Scientific Research Project Title

Universal Access, Differentiated Care: Personalized Medicine in the Danish Welfare State

Research Institution

VIVE - The Danish Centre for Social Science Research

VIVE - Det Nationale Forsknings- og Analysecenter for Velfærd

Research field

Science and technology studies

Research leader

Sarah Wadmann

Senior researcher

Project title

Universal Access, Differentiated Care: Personalized medicine in the Danish welfare state

What is your project about?

This project is about disease categorization. That is, how the pathological is delineated from the normal and how these divisions influence patient treatment. Ethnographic and historical studies have shown that disease categorization is not only a medical phenomenon. Social conditions also shape the ways we conceive of disease and categorize patients. And disease categories can also affect patient identity and the formation of patient communities. However, the influence of economic concerns on disease categorization is not yet well understood. The development towards personalized medicine makes the question of which categories of human differences and similarities should influence economic prioritizations all the more pressing. Personalized medicine implies that diagnostics and treatment are targeted to the individual characteristics of patients, including their genetic profiles. Personalized medicine can bring new treatment possibilities and reduce the risk of overtreatment. However, it also creates challenges and disparities of prioritization because the new therapies are highly costly. Based on ethnographic fieldwork, the project team and I will investigate how economic concerns and disease categorization influence each other in four medical fields in Denmark. We will also examine the implications of this interplay for patients’ access to treatment and patients’ experiences of community and marginalization in the welfare state.

How did you become interested in your particular field of research?

As a graduate student at the Department of Public Health, University of Copenhagen, I was part of an interdisciplinary research group that investigated the expanding pharmaceutical prevention of risk conditions (e.g. elevated blood pressure). This alerted my attention to the social dynamics that can shape medical treatment. I was particularly fascinated by a number of studies that showed how conceptions of disease and the development and marketing of new pharmaceuticals influenced one another. Thanks to the research group and my supervisor, I was able to meet international scholars who inspired me. My master’s thesis developed into a doctoral dissertation. Just like the idea of ‘pharmaceutical prevention’ ushered in a new conception of disease and treatment in the late 1950s, the current development of personalized medicine marks another important shift in the way we conceive of and treat disease. I believe it is important to investigate the social, ethical and economic implications of this development to foster informed debate about the possibilities and challenges of medical innovation.

What are the scientific challenges and perspectives in your project?

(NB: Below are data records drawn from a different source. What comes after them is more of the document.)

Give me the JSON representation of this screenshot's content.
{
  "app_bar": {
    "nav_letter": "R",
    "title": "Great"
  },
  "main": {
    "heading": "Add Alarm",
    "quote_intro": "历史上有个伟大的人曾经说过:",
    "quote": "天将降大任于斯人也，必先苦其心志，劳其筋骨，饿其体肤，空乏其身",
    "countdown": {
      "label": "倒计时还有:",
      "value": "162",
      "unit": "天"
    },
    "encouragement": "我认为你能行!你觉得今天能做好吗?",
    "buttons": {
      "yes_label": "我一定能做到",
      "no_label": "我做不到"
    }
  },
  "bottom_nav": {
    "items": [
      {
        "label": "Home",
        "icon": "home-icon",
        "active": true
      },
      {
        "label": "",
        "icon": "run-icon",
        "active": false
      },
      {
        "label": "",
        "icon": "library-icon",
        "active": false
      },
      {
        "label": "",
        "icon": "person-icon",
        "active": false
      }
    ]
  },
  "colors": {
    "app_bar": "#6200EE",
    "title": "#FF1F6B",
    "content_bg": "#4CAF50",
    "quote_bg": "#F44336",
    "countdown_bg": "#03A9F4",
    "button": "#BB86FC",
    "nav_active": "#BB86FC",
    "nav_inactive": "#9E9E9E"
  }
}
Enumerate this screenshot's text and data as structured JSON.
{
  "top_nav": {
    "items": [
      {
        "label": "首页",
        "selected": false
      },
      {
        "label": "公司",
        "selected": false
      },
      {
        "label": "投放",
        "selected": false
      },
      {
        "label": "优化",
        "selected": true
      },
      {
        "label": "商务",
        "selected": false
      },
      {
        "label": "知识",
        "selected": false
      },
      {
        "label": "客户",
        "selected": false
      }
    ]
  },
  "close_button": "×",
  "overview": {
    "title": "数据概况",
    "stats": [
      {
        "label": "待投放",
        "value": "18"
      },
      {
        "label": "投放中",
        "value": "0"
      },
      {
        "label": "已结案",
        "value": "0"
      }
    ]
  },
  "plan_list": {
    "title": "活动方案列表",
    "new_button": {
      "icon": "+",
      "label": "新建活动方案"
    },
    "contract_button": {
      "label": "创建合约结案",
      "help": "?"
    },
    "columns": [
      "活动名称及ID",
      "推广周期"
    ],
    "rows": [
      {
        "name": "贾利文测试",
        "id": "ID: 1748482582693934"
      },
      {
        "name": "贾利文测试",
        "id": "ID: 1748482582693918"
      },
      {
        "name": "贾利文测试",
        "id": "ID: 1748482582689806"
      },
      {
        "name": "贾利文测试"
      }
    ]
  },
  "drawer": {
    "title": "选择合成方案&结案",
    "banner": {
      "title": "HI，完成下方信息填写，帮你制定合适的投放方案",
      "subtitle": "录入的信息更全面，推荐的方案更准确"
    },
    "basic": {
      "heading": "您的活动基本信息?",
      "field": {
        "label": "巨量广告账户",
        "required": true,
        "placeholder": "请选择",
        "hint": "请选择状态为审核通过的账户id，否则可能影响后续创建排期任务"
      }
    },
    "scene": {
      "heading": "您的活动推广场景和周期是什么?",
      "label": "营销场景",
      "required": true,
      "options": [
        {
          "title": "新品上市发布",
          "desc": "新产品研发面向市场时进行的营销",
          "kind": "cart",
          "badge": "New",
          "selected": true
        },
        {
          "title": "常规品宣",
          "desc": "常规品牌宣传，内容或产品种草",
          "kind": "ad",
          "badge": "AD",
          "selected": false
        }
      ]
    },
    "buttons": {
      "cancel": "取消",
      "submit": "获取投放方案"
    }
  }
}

The project is located at the intellectual borderland of medicine, economics, sociology and anthropology. This intersection brings both challenge and possibility. It is challenging to enter ethnographic literature concerned with existential aspects of disease and moral conceptions of worth into conversation with literature on rationing focused on bureaucratic government and ideas of economic value. However, it is also at the intersection of these different perspectives I see a great potential for theoretical development.

What is your estimate of the impact, which your project may have to society in the long term?

I expect that this project will provide a basis for informed public debate about the economic, social and ethical issues associated with medical innovation. When treatments become even more costly and further differentiated, it can be necessary to rethink what equal treatment means in a universal welfare state. I believe it is important to discuss this in a democratic society. A first step is to acknowledge that the economic prioritization of medical technologies is not a merely a technocratic process. Priority setting contributes to establishing certain ideas of what constitutes important human differences and similarities.

Which impact do you expect the Sapere Aude programme will have on your career as a researcher?

Above all, the Sapere Aude program means that I can establish a research group together with outstanding colleagues both nationally and internationally. I also look forward to developing as a research leader. I have experienced great scholarly generosity in my research collaborations and would like to contribute to inspire and create possibilities for others too.

Background and personal life

I live with my family in a village outside of Malmö. When I need a break from work or my ears need a rest, I go for a run or workout in the vegetable garden.

City of your current residence

Malmö, Sverige

High school

Holstebro Gymnasium